U=U vs. TasP

Undetectable equals Untransmittable/U=U vs. Treatment as Prevention (TasP). One has captured the imagination of people living with HIV (PLWH) around the world while the other seems to have disappeared. U=U was created by community to empower PLWH to have an undetectable viral load so they can’t transmit HIV. TasP was created by scientists to explain how HIV treatment is also HIV prevention.

This difference matters because we are about to build multiple pathways to end the epidemic. Do we listen to community or should the pathways come from scientists? Too often community is dismissed. Getting the federal government and scientists to go along with U=U was a fight. Thank you Bruce Richman for leading the charge.

However, U=U needs private health insurance, the Affordable Care Act, Medicaid, expanded Medicaid, or Ryan White services to be effective. Without continuous and sustained access to healthcare and meds, none of our efforts to end the epidemic will work.  That is why HRSA’s HIV/AIDS Bureau (HAB) will play such a critical role.

Ending the epidemic means retaining PLWH and people on PrEP in healthcare and adherent to meds for the rest of their lives. We know the desired end result; however, agencies don’t know what programs to implement because these communities have eluded previous efforts. So far, PrEP is not reaching communities of color. Four hundred thousand PLWH have fallen out of care or are unaware of their HIV status.

Programs to end the epidemic must not only be scientifically accurate; they also need to retain 1.1 million Americans on PrEP and keep 1.2 million PLWH in healthcare and on meds for decades. Failure to reach scale is the main reason previous efforts failed: we could not reach enough people to get the scale needed to bend the curve of new HIV cases. While 2.3 million people can seem daunting, it’s not like previous effects that needed to work every time anyone has sex. I’m just saying.

To be clear, I’m not saying that community is always right. I just don’t want us to be dismissed out of hand. This year’s United States Conference on AIDS will celebrate U=U and community. Working with the Prevention Access Campaign, USCA is committed to a plenary on Saturday, September 7 that will inspire and educate about the central role community must play.

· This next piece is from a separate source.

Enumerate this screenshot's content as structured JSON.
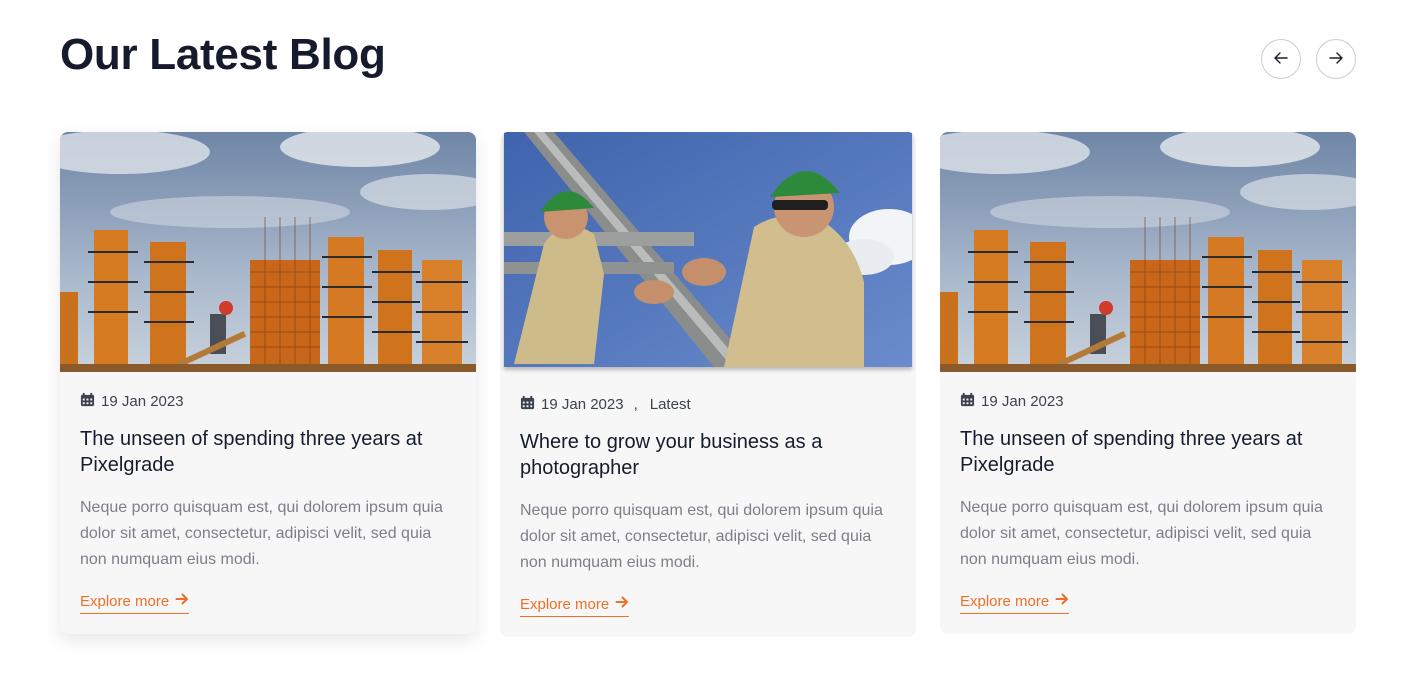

Now is not the time to reinvent the wheel. Let’s use community to shape best practices for reaching populations hard hit by HIV. Those communities must include gay men, particularly gay men of color, specifically black and Latinx young gay men, the transgender community, black women, Latinas and drug users. These communities are stigmatized, discriminated against, and bullied. Too many are forced to live in the margins of our society because they are different. Their access to healthcare, housing, and employment can be tenuous. While being very careful to not further stigmatize, we need to understand and directly address the realities of their lives. Given all these variables and the complexities of being different in America, how do we also get these folks to stay in healthcare and on meds for the rest of their lives because that is what it will take to end the HIV epidemic in America. Obrigado.

Yours in the struggle,

Paul Kawata
30 Years of Service